Many other Italian firms, some still in the business, some who have disappeared, have made percussion revolvers.  Armi San Marco and Armi San Paolo are two more well-known brands, if less often seen and not so highly valued as the two big firms.  The less-well-known manufacturers often make (or made) “private label” guns for large retailers or small runs of specialty products for importers who sell under their own brand name (Palmetto Arms, Dixie).  There’s nothing wrong with these guns, but they lack the name recognition of the two leading firms and will sell for lower prices. Prices for current-production models of popular designs such as the 1860 Army or 1858 Remington are determined by what retailers charge for them new in box.  There’s not much point in paying more for such a gun than you could buy it for brand new from Cabela’s or Dixie Gun Works.  They’re valuable to a collection as representative types but will not appreciate if shot. 

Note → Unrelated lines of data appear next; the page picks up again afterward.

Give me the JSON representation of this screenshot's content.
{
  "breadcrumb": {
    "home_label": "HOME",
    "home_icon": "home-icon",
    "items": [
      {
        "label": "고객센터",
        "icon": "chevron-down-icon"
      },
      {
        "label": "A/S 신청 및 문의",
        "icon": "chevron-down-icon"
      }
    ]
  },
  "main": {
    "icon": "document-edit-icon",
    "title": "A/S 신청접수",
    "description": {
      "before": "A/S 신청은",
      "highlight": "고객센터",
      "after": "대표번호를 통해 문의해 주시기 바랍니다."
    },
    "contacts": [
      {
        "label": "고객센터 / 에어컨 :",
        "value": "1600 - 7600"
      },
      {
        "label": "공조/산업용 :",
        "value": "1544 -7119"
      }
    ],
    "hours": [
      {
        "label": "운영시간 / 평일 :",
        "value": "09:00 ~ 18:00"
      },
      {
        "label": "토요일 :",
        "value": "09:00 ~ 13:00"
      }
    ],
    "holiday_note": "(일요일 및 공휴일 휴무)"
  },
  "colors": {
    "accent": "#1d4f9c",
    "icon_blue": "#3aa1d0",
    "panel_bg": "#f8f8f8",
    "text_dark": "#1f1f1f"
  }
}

Nevertheless, because the replica revolver business has now been up and running for almost half a century some of the small early importers no longer exist and guns with their names are part of the history of the replica industry.  A lot of small firms got out of the game if their sales began to slack off after the Civil War centennial ended, or if they couldn’t compete with the bigger players, so guns with names of defunct companies are relatively scarce.  The “SPESCO” company of Atlanta, for example, was active in the early 1970’s, importing guns made by Armi San Paolo: SPESCO-marked guns aren’t common because very few were imported, so they may bring a premium from a collector who’s looking for odd or unusual brands.  “Centennial Arms” is another uncommon private label from a smaller importer.

Original percussion revolvers were often sold cased with accessories, all the stuff needed to make them go BANG: a powder flask, nipple wrench, cap tins, bullets, oil bottle, etc.  Relatively few such cased sets are sold today, but some, especially commemoratives, are on the market.  These are of significant interest to collectors, and considered as a whole, make very desirable additions to a collection.  An original cased Colt Walker with accessories could sell for upwards of half a million dollars, but the Armi San Marco-made example shown here went for less than $300 on Auction Arms!  The catalog prices of the accessories and the case, leaving the gun out of the equation, make this a very good buy, and one not likely to make your theft insurance rates go through the roof.

Percussion revolvers had a short “lifespan” as the zenith of firearms technology, but they bridged the gap between the Revolutionary-era flintlock and guns using self-contained fixed ammunition. And…like the originals, they represent a period when our nation was growing and the extent of American economic and military power was as yet incompletely realized, a time when the country faced challenges to its very existence that were solved by the ingenuity, and creativity of some of the most fertile minds of the 19th Century.